There was not enough emphasis on durability of results in the management of EU Regional Development support for productive investments in European businesses between 2000 and 2013, according to a new report from the European Court of Auditors. The auditors concluded that the results of around one in five projects did not last beyond completion and that for another quarter they did so only partially. This was mainly due to a lack of emphasis on durability in the management of the support.
The European Regional Development Fund helps finance investment in capital or assets to create and safeguard sustainable jobs through measures which also encourage local and regional development. Over €75 billion was earmarked for this purpose between 2000 and 2013, and more than €68 billion is planned for 2014 to 2020. The auditors assessed whether this funding had been managed in a way which ensured durability of outputs and results and what were the main factors affecting it. They examined 41 completed productive investment projects co-financed between 2000 and 2013 in Austria, the Czech Republic, Germany, Italy and Poland.

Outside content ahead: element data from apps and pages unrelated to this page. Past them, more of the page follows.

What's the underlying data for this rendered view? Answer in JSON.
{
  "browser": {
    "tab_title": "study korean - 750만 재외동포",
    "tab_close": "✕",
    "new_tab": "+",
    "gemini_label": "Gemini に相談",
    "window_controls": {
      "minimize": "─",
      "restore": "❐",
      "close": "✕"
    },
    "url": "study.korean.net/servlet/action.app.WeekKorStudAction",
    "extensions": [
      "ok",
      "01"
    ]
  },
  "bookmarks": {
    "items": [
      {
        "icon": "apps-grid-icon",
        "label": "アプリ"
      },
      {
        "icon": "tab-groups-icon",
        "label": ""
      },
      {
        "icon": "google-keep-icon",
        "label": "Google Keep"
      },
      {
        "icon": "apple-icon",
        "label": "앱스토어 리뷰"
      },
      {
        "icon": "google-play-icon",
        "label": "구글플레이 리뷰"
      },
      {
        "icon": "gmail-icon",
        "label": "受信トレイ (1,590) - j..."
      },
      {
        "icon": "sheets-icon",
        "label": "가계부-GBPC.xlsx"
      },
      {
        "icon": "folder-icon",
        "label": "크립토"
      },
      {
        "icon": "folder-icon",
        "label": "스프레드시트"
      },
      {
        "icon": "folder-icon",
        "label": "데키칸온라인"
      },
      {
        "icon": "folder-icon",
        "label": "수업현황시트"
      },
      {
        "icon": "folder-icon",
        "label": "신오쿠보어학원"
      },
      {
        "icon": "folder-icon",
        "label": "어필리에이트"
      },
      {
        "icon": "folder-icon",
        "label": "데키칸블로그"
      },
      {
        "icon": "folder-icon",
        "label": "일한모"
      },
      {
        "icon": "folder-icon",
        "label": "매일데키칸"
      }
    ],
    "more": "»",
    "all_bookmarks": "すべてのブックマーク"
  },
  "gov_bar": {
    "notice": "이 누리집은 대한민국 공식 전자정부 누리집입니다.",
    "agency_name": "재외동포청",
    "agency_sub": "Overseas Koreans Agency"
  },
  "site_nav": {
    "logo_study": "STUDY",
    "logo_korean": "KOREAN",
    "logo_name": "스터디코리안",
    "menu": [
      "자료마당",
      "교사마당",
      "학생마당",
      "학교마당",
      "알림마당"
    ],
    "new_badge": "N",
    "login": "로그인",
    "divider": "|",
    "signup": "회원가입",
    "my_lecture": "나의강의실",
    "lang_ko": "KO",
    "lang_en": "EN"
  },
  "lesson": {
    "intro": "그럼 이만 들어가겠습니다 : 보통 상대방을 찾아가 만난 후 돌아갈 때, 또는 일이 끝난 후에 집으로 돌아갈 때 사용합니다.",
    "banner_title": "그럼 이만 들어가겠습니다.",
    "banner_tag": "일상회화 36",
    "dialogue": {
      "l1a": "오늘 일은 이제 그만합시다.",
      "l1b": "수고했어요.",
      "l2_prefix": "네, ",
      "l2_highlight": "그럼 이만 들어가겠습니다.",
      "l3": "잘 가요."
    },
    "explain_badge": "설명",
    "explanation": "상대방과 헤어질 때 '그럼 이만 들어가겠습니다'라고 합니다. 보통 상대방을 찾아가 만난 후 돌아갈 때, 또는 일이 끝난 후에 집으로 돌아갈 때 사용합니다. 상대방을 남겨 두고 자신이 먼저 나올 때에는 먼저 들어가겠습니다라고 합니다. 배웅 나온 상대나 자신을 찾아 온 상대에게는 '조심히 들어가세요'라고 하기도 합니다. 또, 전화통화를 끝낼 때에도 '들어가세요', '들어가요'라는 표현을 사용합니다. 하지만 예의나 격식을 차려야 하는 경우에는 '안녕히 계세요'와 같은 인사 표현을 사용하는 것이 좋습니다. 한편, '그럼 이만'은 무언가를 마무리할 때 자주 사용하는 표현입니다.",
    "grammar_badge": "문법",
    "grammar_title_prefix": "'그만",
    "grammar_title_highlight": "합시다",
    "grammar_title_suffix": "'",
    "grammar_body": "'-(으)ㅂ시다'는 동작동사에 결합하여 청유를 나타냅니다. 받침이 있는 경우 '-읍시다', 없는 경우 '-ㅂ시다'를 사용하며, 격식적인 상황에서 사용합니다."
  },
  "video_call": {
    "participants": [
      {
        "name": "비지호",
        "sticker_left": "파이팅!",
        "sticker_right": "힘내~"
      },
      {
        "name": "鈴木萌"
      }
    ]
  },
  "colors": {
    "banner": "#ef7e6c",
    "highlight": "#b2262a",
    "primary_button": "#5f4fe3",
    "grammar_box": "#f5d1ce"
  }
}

The auditors found that durability requirements under EU law were met in all the regions audited. Moreover, the projects audited had, in general, delivered outputs as planned and, in most cases, the assets purchased and other outputs still existed and were being used. However, in many cases, no long-lasting results were attained.
“A majority of the projects examined had generated the expected direct results, mostly related to job creation, improved access to finance and loans, increased production and productivity. But, in one fifth of them, the results achieved by completion did not last,” said Ladislav Balko, the Member of the European Court of Auditors responsible for the report.